There will be plenty of discussion about Furyk and his leaky performance against Sergio Garcia. Like Mickelson, Furyk also had a 1-up lead heading to 17 before missing a pair of short putts leading to bogeys, and allowing Garcia to win both holes with a pair of pars. Furyk was definitely the most contentious of Davis Love’s captain’s picks, with recent collapses at both the U.S. Open and the Bridgestone. Those tournaments are big enough, but there’s a different kind of pressure in a Ryder Cup, and it seemed like Furyk wasn’t able to handle it. Another one of Love’s captain’s picks, Steve Stricker, certainly didn’t look much better at any point during the event, not winning a single point for his team, and losing the penultimate match against Martin Kaymer.
Kaymer, by the way, provided another pair of moments that may not have been noticed, but they are worth mentioning. Go back and look at any Ryder Cup preview articles on the European team and Kaymer was likely listed as the team’s weak link. Another former world number one, Kaymer has been battling poor results, and is going through a swing change. Captain Jose Maria Olazabal clearly didn’t have a ton of faith in him, sitting him down for all but one session, before having to play him in the Sunday singles, and when he needed to, he hit solid shots and drained tough putts, including the won to clinch the victory for his side.
As for Tiger Woods, it was a disappointing few days. He never got on track with Stricker, and when he finally started to play well on Saturday afternoon, it was too late to overcome the strong play of Donald and Garcia. It was the same Tiger we’ve been watching all year, great shots and terrible ones, and shockingly, he didn’t have a chance to play a part in the win or the loss in the anchor position on Sunday. For a Ryder Cup with many moments to remember, not having anything memorable from Tiger feels a little off, but welcome to the world of golf in 2012.

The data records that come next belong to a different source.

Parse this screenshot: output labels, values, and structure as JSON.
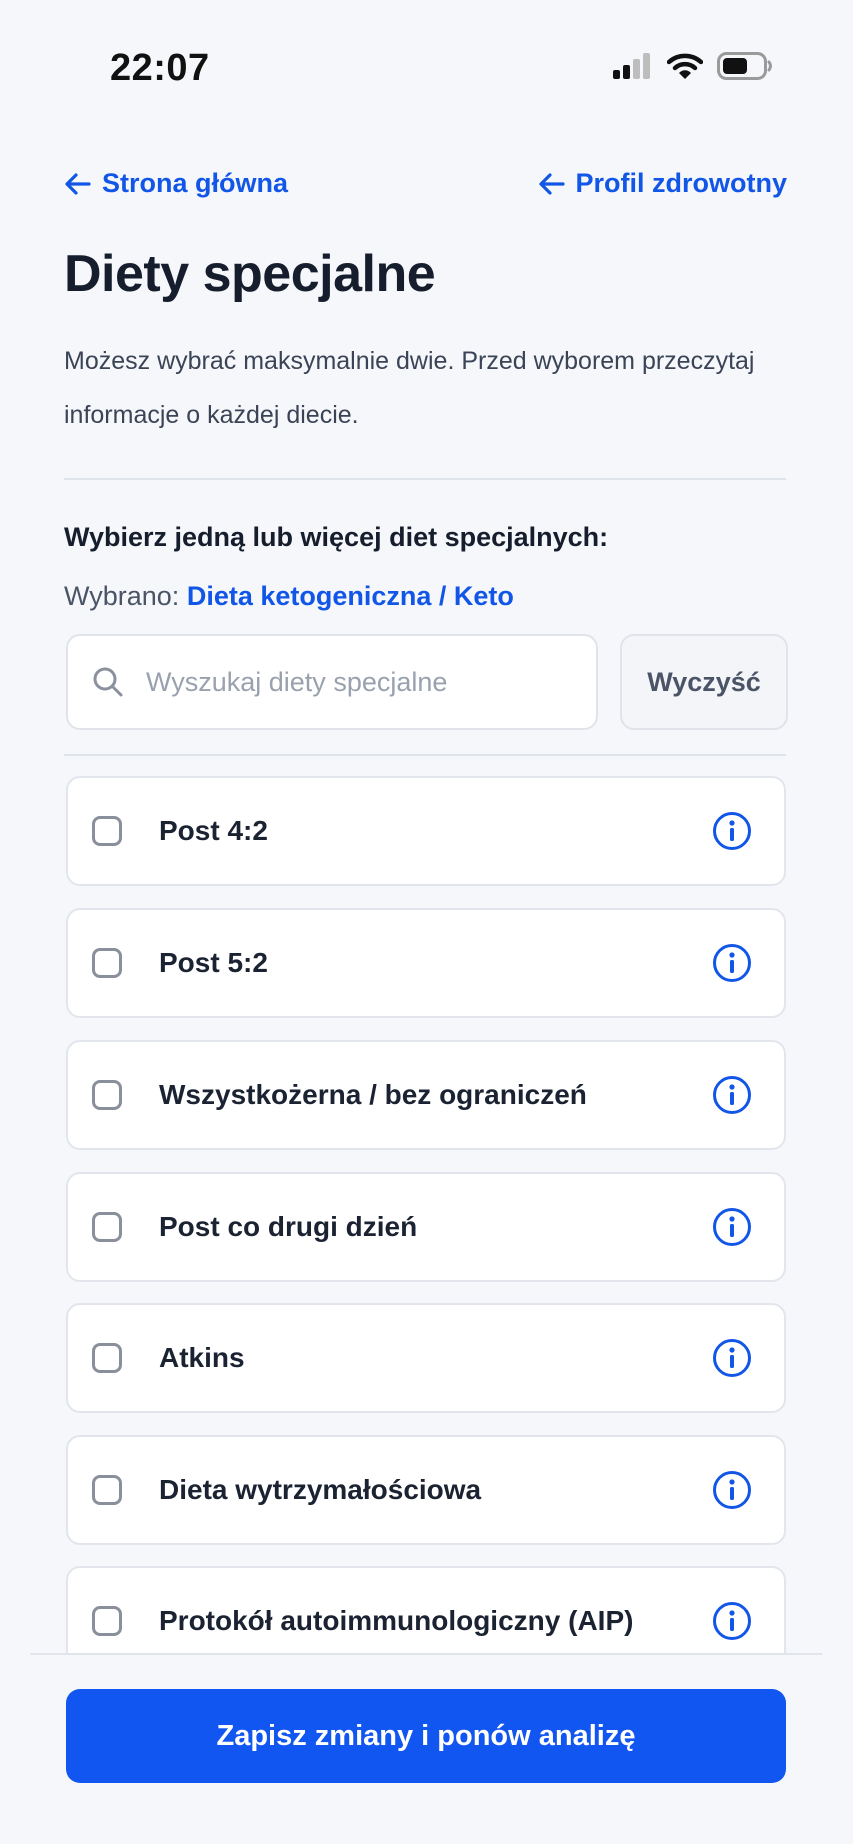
{
  "status_bar": {
    "time": "22:07",
    "icons": [
      "signal-icon",
      "wifi-icon",
      "battery-icon"
    ]
  },
  "nav": {
    "back_home": "Strona główna",
    "back_profile": "Profil zdrowotny"
  },
  "page": {
    "title": "Diety specjalne",
    "description": "Możesz wybrać maksymalnie dwie. Przed wyborem przeczytaj informacje o każdej diecie."
  },
  "selection": {
    "heading": "Wybierz jedną lub więcej diet specjalnych:",
    "selected_prefix": "Wybrano:",
    "selected_value": "Dieta ketogeniczna / Keto"
  },
  "search": {
    "placeholder": "Wyszukaj diety specjalne",
    "value": "",
    "clear_label": "Wyczyść"
  },
  "diets": [
    {
      "label": "Post 4:2",
      "checked": false
    },
    {
      "label": "Post 5:2",
      "checked": false
    },
    {
      "label": "Wszystkożerna / bez ograniczeń",
      "checked": false
    },
    {
      "label": "Post co drugi dzień",
      "checked": false
    },
    {
      "label": "Atkins",
      "checked": false
    },
    {
      "label": "Dieta wytrzymałościowa",
      "checked": false
    },
    {
      "label": "Protokół autoimmunologiczny (AIP)",
      "checked": false
    }
  ],
  "footer": {
    "save_label": "Zapisz zmiany i ponów analizę"
  },
  "colors": {
    "accent": "#1256e8",
    "button": "#1156f0",
    "background": "#f5f7fa"
  }
}
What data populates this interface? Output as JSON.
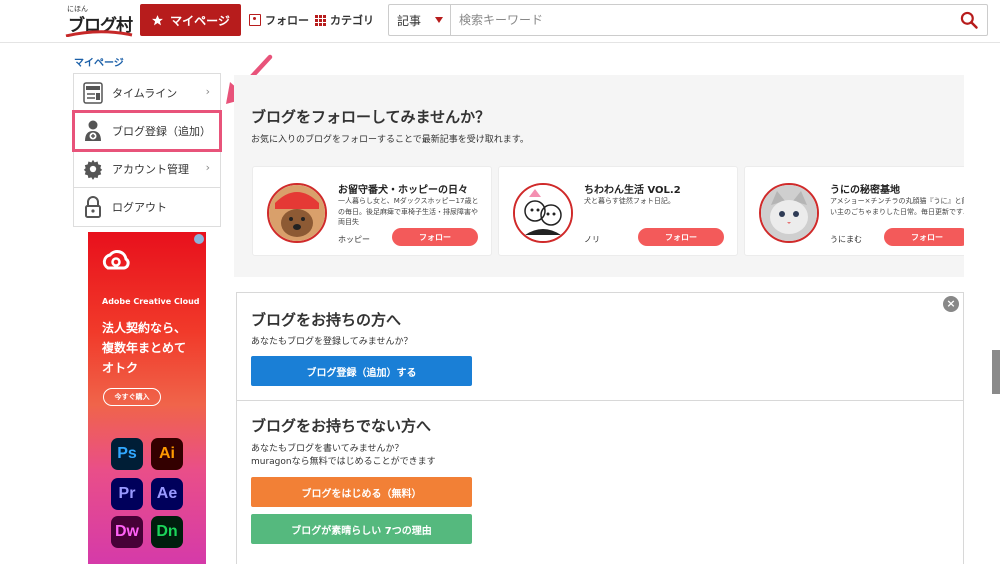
{
  "header": {
    "logo_small": "にほん",
    "logo_main": "ブログ村",
    "mypage_label": "マイページ",
    "follow_label": "フォロー",
    "category_label": "カテゴリ",
    "search_scope": "記事",
    "search_placeholder": "検索キーワード"
  },
  "sidebar": {
    "title": "マイページ",
    "items": [
      {
        "label": "タイムライン",
        "icon": "reader-icon",
        "chevron": "›"
      },
      {
        "label": "ブログ登録（追加）",
        "icon": "user-add-icon",
        "highlighted": true
      },
      {
        "label": "アカウント管理",
        "icon": "gear-icon",
        "chevron": "›"
      },
      {
        "label": "ログアウト",
        "icon": "lock-icon"
      }
    ]
  },
  "ad": {
    "brand": "Adobe Creative Cloud",
    "copy_line1": "法人契約なら、",
    "copy_line2": "複数年まとめて",
    "copy_line3": "オトク",
    "cta": "今すぐ購入",
    "apps": [
      "Ps",
      "Ai",
      "Pr",
      "Ae",
      "Dw",
      "Dn"
    ]
  },
  "suggest": {
    "title": "ブログをフォローしてみませんか？",
    "subtitle": "お気に入りのブログをフォローすることで最新記事を受け取れます。",
    "follow_label": "フォロー",
    "cards": [
      {
        "name": "お留守番犬・ホッピーの日々",
        "desc": "一人暮らし女と、Mダックスホッピー17歳との毎日。後足麻痺で車椅子生活・排尿障害や両目失",
        "user": "ホッピー"
      },
      {
        "name": "ちわわん生活 VOL.2",
        "desc": "犬と暮らす徒然フォト日記。",
        "user": "ノリ"
      },
      {
        "name": "うにの秘密基地",
        "desc": "アメショー×チンチラの丸顔猫『うに』と飼い主のごちゃまりした日常。毎日更新です♪",
        "user": "うにまむ"
      }
    ]
  },
  "owner": {
    "close": "×",
    "has_blog_title": "ブログをお持ちの方へ",
    "has_blog_text": "あなたもブログを登録してみませんか？",
    "register_btn": "ブログ登録（追加）する",
    "no_blog_title": "ブログをお持ちでない方へ",
    "no_blog_text1": "あなたもブログを書いてみませんか？",
    "no_blog_text2": "muragonなら無料ではじめることができます",
    "start_btn": "ブログをはじめる（無料）",
    "reasons_btn": "ブログが素晴らしい 7つの理由"
  },
  "colors": {
    "brand_red": "#b71c1c",
    "highlight": "#e8537a",
    "follow_btn": "#f35a5a",
    "blue_btn": "#1a7fd6",
    "orange_btn": "#f28036",
    "green_btn": "#55b97e"
  }
}
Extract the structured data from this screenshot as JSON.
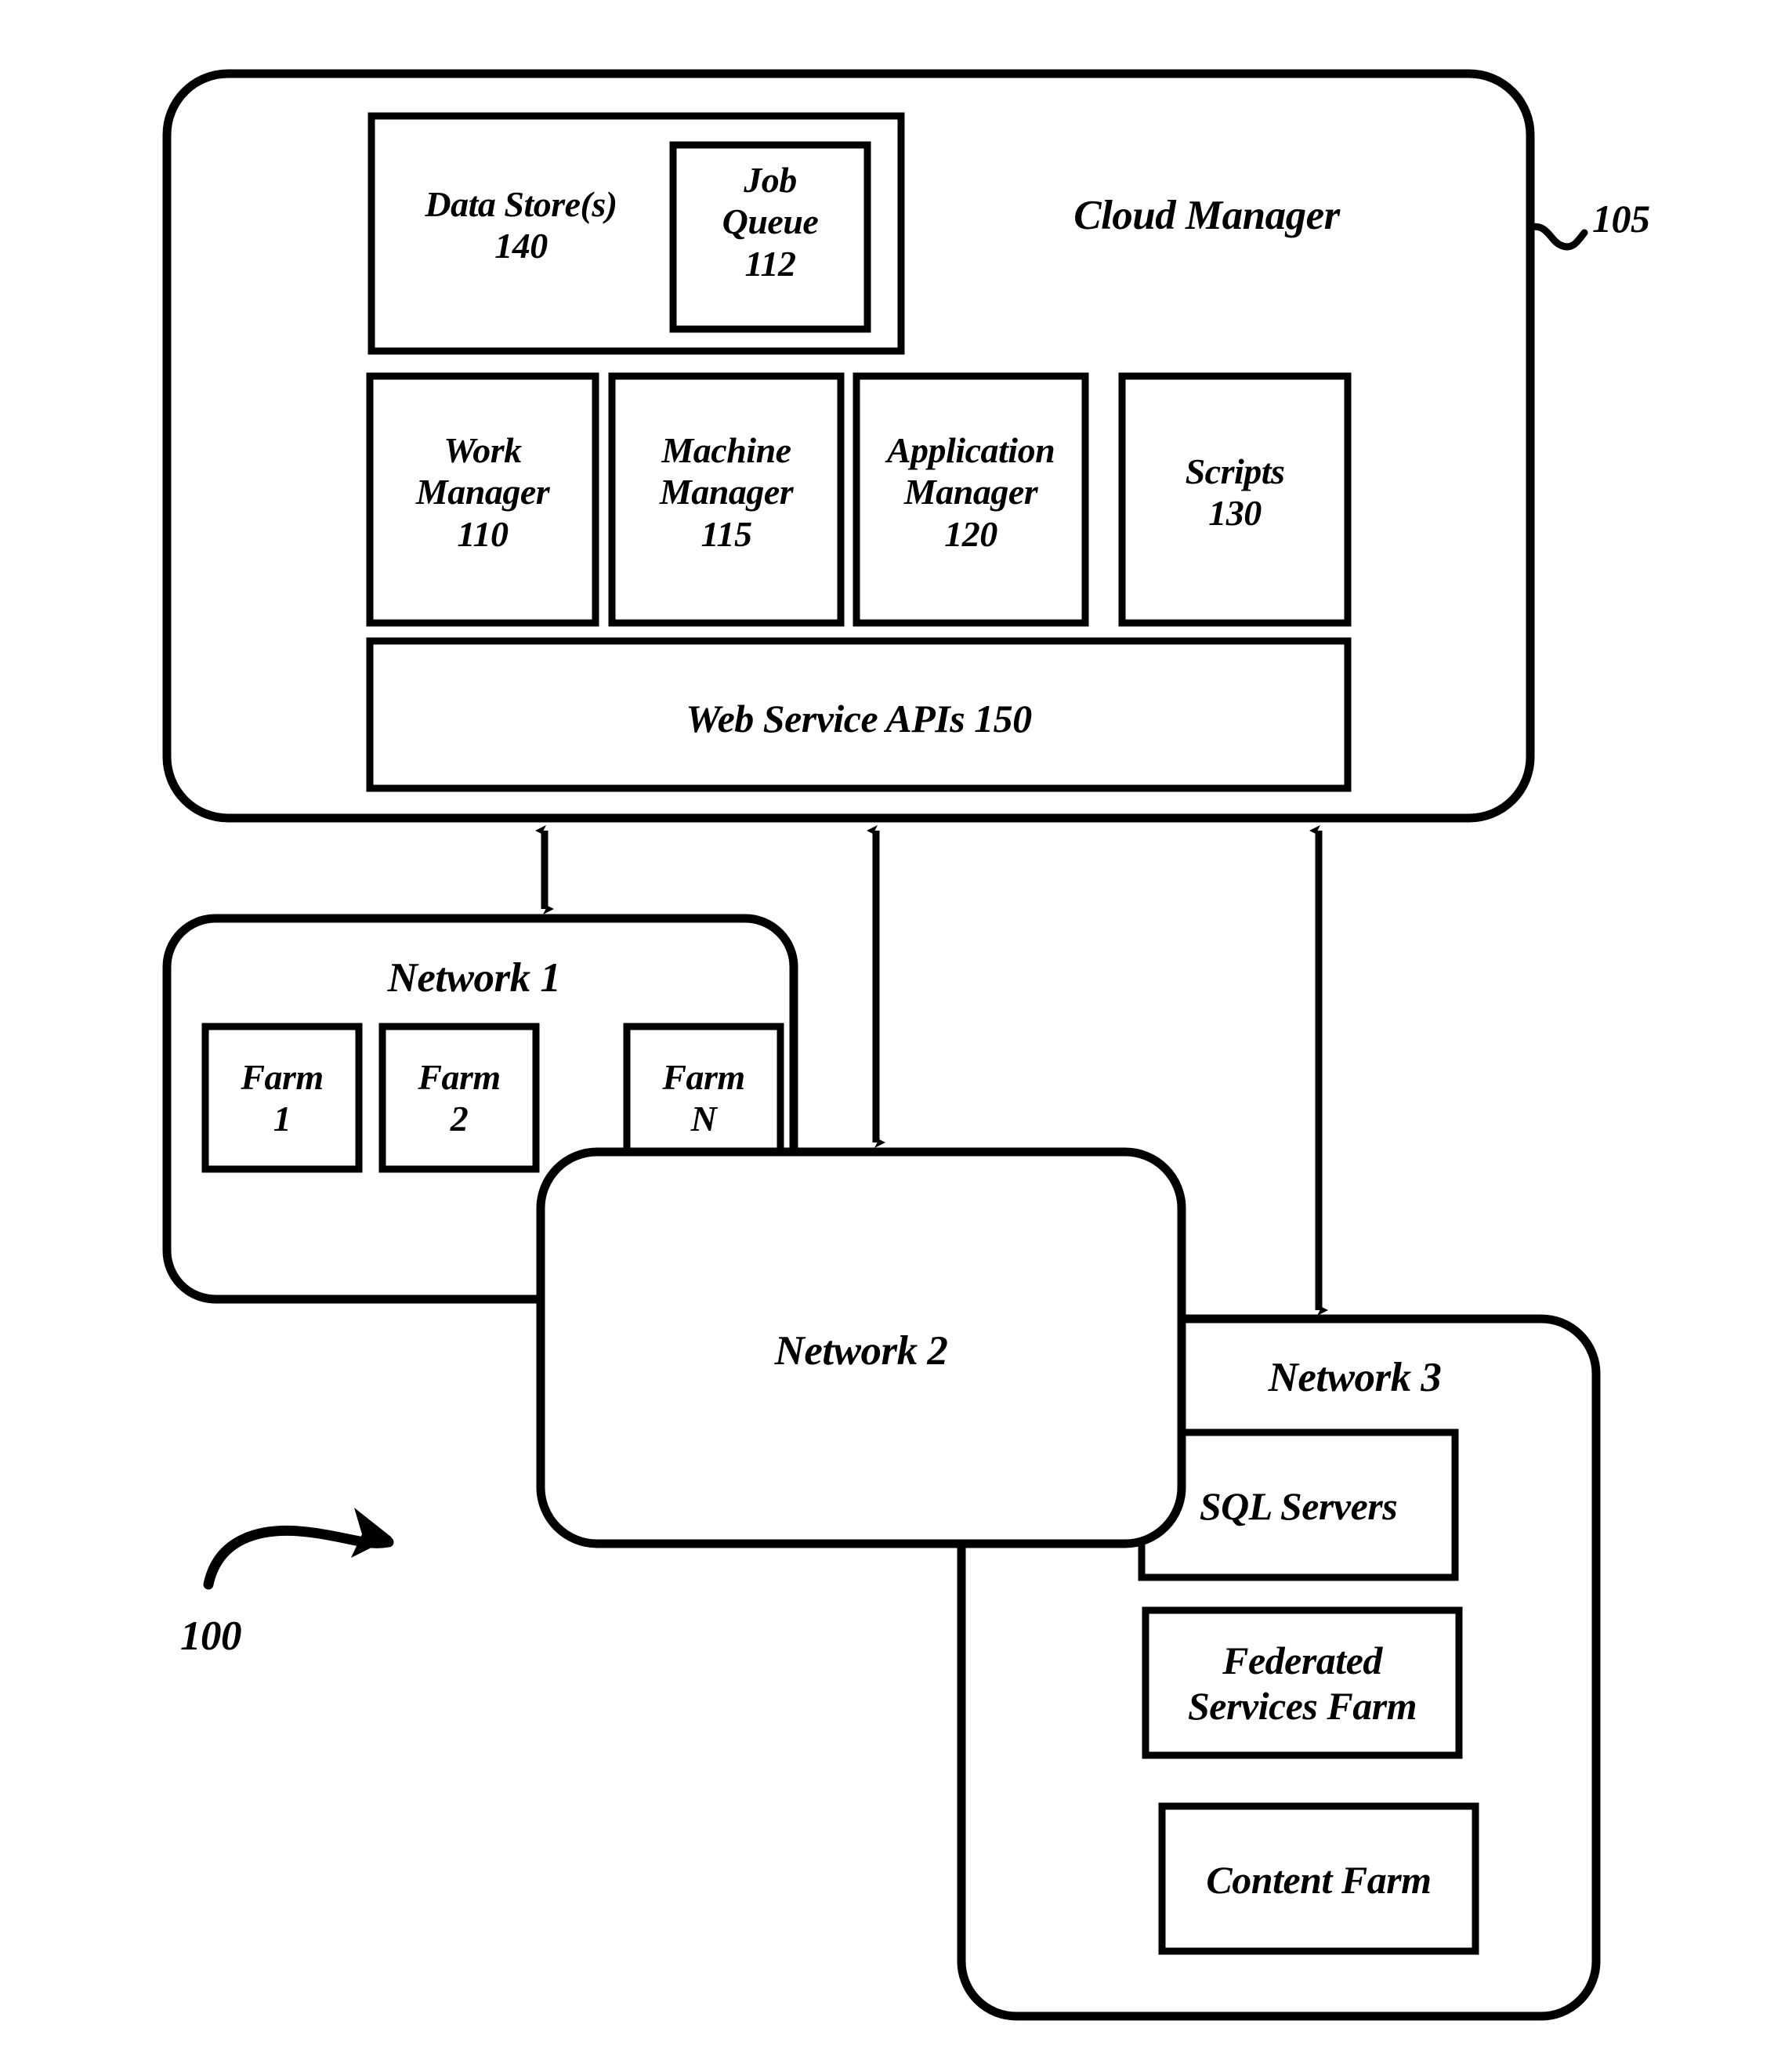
{
  "figure": {
    "type": "patent-block-diagram",
    "background_color": "#ffffff",
    "line_color": "#000000",
    "reference_numeral_overall": "100",
    "reference_numeral_cloud_manager": "105"
  },
  "cloud_manager": {
    "title": "Cloud Manager",
    "ref": "105",
    "data_store": {
      "label": "Data Store(s)\n140"
    },
    "job_queue": {
      "label": "Job\nQueue\n112"
    },
    "modules": [
      {
        "label": "Work\nManager\n110"
      },
      {
        "label": "Machine\nManager\n115"
      },
      {
        "label": "Application\nManager\n120"
      },
      {
        "label": "Scripts\n130"
      }
    ],
    "web_service_apis": {
      "label": "Web Service APIs 150"
    }
  },
  "network1": {
    "title": "Network 1",
    "farms": [
      {
        "label": "Farm\n1"
      },
      {
        "label": "Farm\n2"
      },
      {
        "label": "Farm\nN"
      }
    ]
  },
  "network2": {
    "title": "Network 2"
  },
  "network3": {
    "title": "Network 3",
    "items": [
      {
        "label": "SQL Servers"
      },
      {
        "label": "Federated\nServices Farm"
      },
      {
        "label": "Content Farm"
      }
    ]
  },
  "callout": {
    "overall_ref": "100"
  }
}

As Jason Sobel pointed out on Twitter, the narrative in North America was that it was an American win in 1999 at Brookline, but this time, the focus won’t be on the greatness of Europe on Sunday, it’ll be on an American collapse. I don’t think that’s necessarily fair or unfair. The reality is, it’s a probably a little bit of both, with great and poor play on both sides. Yes, Europe retained the Ryder Cup, but what I’ll remember is the way that it happened. Moments of dizzying highs and tremendous lows. Golf may never recapture what it had on Sunday, but much like 1999 at Brookline, 2012 at Medinah will never be forgotten.